• _What the exercise asks_:
What is needed is each line of the data below that holds the string "full".
___ Data records
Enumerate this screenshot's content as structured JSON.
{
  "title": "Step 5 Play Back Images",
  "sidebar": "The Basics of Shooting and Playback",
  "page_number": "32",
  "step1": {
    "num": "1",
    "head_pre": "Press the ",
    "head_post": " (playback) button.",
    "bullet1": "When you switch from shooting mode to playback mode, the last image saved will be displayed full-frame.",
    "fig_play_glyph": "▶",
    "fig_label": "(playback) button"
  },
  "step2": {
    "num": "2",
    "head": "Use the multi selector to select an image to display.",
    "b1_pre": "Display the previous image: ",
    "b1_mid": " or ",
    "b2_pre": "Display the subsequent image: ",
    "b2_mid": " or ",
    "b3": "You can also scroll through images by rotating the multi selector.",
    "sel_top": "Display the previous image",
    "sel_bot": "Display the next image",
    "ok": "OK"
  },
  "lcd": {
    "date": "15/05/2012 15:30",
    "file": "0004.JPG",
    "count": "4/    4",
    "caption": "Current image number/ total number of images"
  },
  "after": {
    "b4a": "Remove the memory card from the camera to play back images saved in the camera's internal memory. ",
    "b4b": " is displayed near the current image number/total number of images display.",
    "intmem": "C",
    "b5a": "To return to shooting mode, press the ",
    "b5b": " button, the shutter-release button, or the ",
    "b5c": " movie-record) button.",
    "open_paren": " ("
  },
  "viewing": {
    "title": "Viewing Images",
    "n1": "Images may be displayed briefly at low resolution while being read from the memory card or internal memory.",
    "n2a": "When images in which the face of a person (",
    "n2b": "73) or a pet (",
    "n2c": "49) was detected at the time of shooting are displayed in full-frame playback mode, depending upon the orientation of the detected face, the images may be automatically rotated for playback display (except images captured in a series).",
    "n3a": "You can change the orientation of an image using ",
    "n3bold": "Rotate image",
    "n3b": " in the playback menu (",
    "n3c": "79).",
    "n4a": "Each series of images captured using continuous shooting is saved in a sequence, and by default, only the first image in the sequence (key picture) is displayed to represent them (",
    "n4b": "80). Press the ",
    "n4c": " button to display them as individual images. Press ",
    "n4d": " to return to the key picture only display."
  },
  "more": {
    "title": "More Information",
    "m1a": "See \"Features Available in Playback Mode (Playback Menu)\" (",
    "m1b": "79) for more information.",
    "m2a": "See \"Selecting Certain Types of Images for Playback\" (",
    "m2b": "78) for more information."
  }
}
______
• _Exercise answer_:
    "bullet1": "When you switch from shooting mode to playback mode, the last image saved will be displayed full-frame.",
    "n2c": "49) was detected at the time of shooting are displayed in full-frame playback mode, depending upon the orientation of the detected face, the images may be automatically rotated for playback display (except images captured in a series).",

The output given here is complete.